[WHAT IS NEEDED]
Leaving out the images, repeat all the lines below exactly.

Source data:
====

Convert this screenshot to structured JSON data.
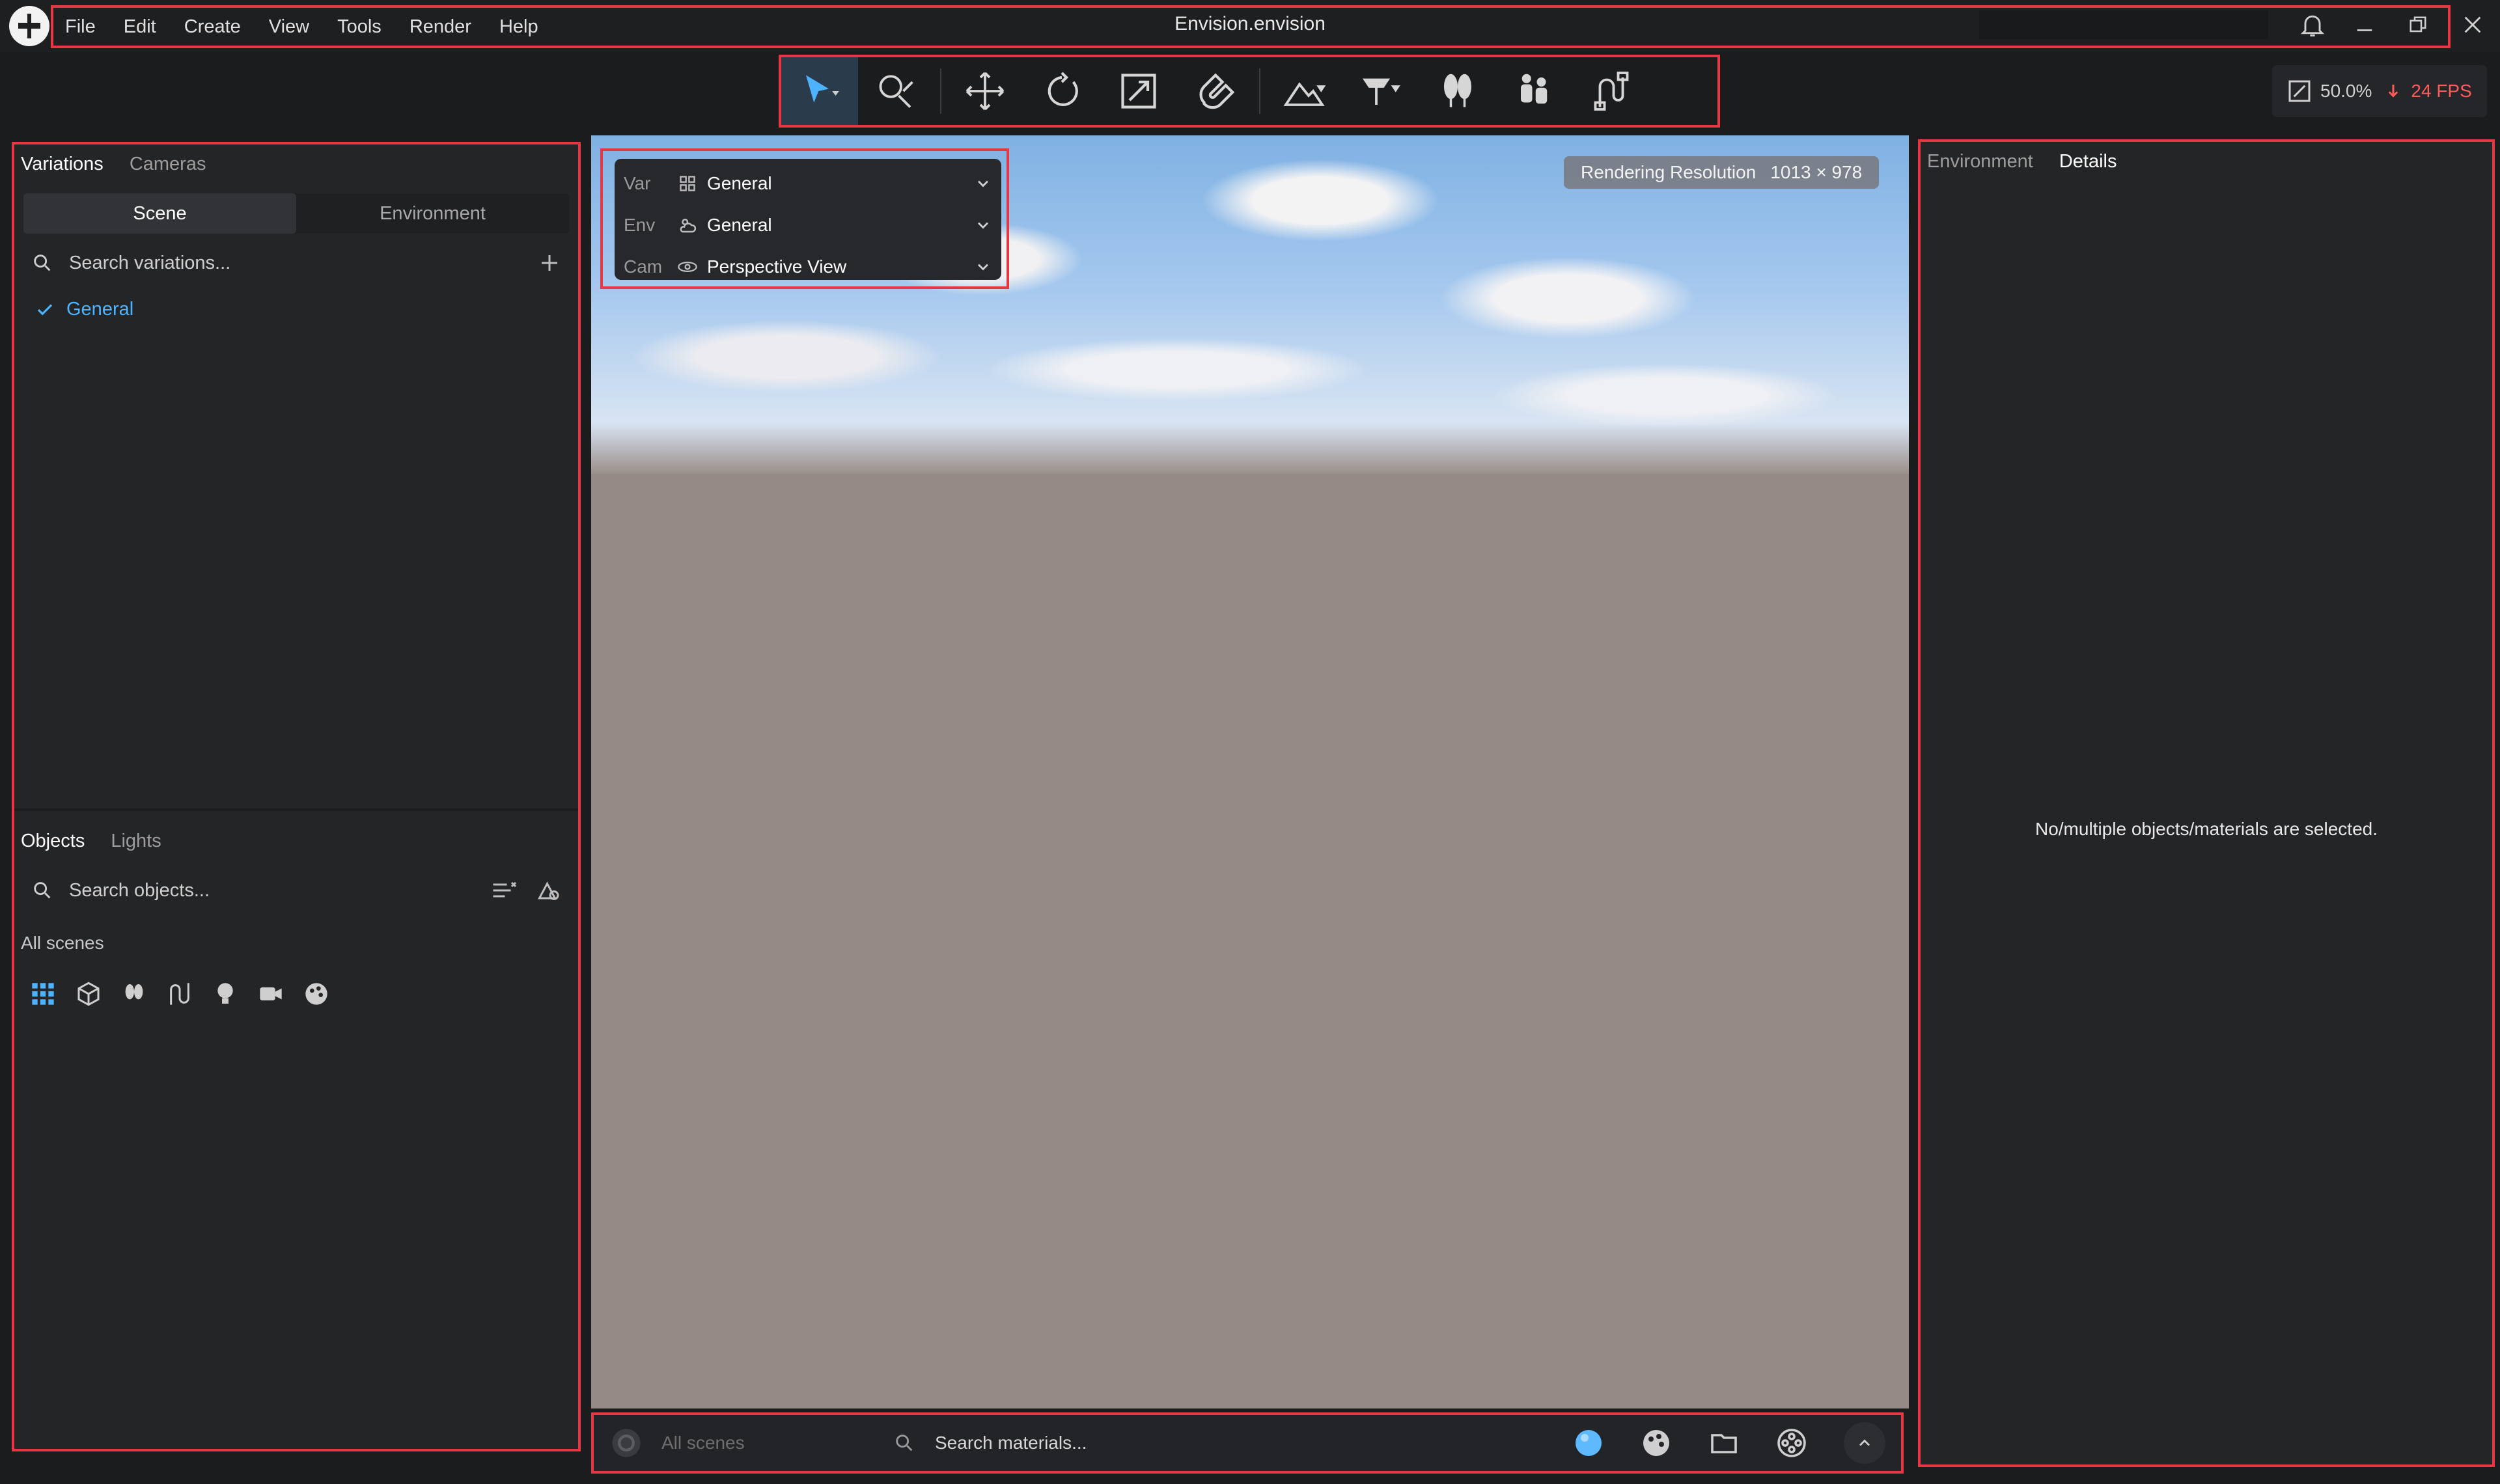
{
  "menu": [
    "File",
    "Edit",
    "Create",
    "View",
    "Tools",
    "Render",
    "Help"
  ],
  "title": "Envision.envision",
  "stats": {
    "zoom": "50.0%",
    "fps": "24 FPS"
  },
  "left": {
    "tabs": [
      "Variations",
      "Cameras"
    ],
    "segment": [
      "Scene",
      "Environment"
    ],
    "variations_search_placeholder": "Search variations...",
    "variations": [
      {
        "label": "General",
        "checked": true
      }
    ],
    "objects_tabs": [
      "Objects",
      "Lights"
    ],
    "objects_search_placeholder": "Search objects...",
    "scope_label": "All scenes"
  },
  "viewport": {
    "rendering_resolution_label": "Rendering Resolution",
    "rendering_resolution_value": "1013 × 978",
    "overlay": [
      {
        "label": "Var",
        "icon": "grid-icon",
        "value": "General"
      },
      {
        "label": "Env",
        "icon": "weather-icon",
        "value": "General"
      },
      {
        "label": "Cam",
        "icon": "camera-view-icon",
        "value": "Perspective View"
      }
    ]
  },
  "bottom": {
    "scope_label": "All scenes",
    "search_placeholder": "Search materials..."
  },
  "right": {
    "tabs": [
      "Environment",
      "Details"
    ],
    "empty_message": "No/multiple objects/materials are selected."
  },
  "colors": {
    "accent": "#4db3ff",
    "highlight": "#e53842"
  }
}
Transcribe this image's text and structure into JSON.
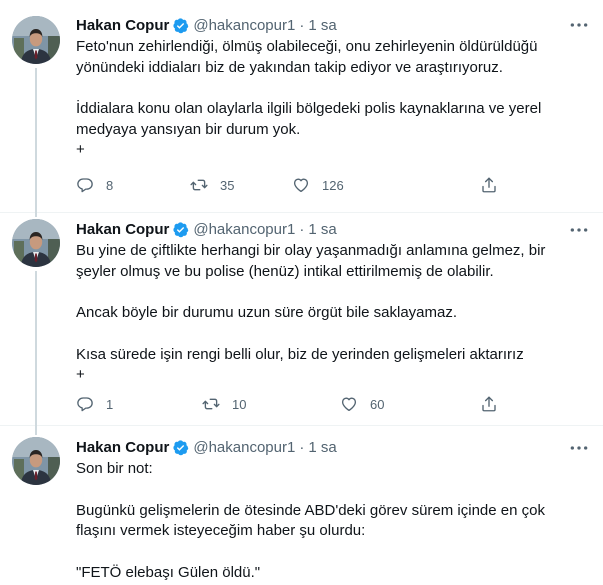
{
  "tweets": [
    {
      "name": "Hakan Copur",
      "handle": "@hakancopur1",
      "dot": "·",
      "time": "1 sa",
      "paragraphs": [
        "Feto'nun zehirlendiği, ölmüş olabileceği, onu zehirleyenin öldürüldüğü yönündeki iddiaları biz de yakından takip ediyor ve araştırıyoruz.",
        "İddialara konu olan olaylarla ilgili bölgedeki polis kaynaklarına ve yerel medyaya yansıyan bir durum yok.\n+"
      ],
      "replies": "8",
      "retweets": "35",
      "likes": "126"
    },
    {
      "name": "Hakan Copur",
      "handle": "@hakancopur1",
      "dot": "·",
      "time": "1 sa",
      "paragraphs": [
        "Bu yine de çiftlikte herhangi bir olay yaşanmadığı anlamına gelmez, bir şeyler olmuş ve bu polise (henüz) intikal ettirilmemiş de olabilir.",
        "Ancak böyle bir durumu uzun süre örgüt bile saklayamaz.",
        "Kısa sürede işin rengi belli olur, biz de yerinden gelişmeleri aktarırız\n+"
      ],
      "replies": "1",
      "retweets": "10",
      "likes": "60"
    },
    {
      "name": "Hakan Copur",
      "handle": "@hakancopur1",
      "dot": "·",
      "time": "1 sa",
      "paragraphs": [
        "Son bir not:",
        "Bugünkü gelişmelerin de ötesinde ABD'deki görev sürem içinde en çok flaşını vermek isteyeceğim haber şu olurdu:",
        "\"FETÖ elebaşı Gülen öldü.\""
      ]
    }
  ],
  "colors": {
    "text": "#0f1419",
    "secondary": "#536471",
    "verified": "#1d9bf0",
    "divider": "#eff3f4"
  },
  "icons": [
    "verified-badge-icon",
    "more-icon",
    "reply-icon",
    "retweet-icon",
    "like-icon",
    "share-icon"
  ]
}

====

[RESULT]
Convert this screenshot to structured JSON data.
{
  "menu": [
    "File",
    "Edit",
    "Create",
    "View",
    "Tools",
    "Render",
    "Help"
  ],
  "title": "Envision.envision",
  "stats": {
    "zoom": "50.0%",
    "fps": "24 FPS"
  },
  "left": {
    "tabs": [
      "Variations",
      "Cameras"
    ],
    "segment": [
      "Scene",
      "Environment"
    ],
    "variations_search_placeholder": "Search variations...",
    "variations": [
      {
        "label": "General",
        "checked": true
      }
    ],
    "objects_tabs": [
      "Objects",
      "Lights"
    ],
    "objects_search_placeholder": "Search objects...",
    "scope_label": "All scenes"
  },
  "viewport": {
    "rendering_resolution_label": "Rendering Resolution",
    "rendering_resolution_value": "1013 × 978",
    "overlay": [
      {
        "label": "Var",
        "icon": "grid-icon",
        "value": "General"
      },
      {
        "label": "Env",
        "icon": "weather-icon",
        "value": "General"
      },
      {
        "label": "Cam",
        "icon": "camera-view-icon",
        "value": "Perspective View"
      }
    ]
  },
  "bottom": {
    "scope_label": "All scenes",
    "search_placeholder": "Search materials..."
  },
  "right": {
    "tabs": [
      "Environment",
      "Details"
    ],
    "empty_message": "No/multiple objects/materials are selected."
  },
  "colors": {
    "accent": "#4db3ff",
    "highlight": "#e53842"
  }
}
Transcribe this image's text and structure into JSON.
{
  "tweets": [
    {
      "name": "Hakan Copur",
      "handle": "@hakancopur1",
      "dot": "·",
      "time": "1 sa",
      "paragraphs": [
        "Feto'nun zehirlendiği, ölmüş olabileceği, onu zehirleyenin öldürüldüğü yönündeki iddiaları biz de yakından takip ediyor ve araştırıyoruz.",
        "İddialara konu olan olaylarla ilgili bölgedeki polis kaynaklarına ve yerel medyaya yansıyan bir durum yok.\n+"
      ],
      "replies": "8",
      "retweets": "35",
      "likes": "126"
    },
    {
      "name": "Hakan Copur",
      "handle": "@hakancopur1",
      "dot": "·",
      "time": "1 sa",
      "paragraphs": [
        "Bu yine de çiftlikte herhangi bir olay yaşanmadığı anlamına gelmez, bir şeyler olmuş ve bu polise (henüz) intikal ettirilmemiş de olabilir.",
        "Ancak böyle bir durumu uzun süre örgüt bile saklayamaz.",
        "Kısa sürede işin rengi belli olur, biz de yerinden gelişmeleri aktarırız\n+"
      ],
      "replies": "1",
      "retweets": "10",
      "likes": "60"
    },
    {
      "name": "Hakan Copur",
      "handle": "@hakancopur1",
      "dot": "·",
      "time": "1 sa",
      "paragraphs": [
        "Son bir not:",
        "Bugünkü gelişmelerin de ötesinde ABD'deki görev sürem içinde en çok flaşını vermek isteyeceğim haber şu olurdu:",
        "\"FETÖ elebaşı Gülen öldü.\""
      ]
    }
  ],
  "colors": {
    "text": "#0f1419",
    "secondary": "#536471",
    "verified": "#1d9bf0",
    "divider": "#eff3f4"
  },
  "icons": [
    "verified-badge-icon",
    "more-icon",
    "reply-icon",
    "retweet-icon",
    "like-icon",
    "share-icon"
  ]
}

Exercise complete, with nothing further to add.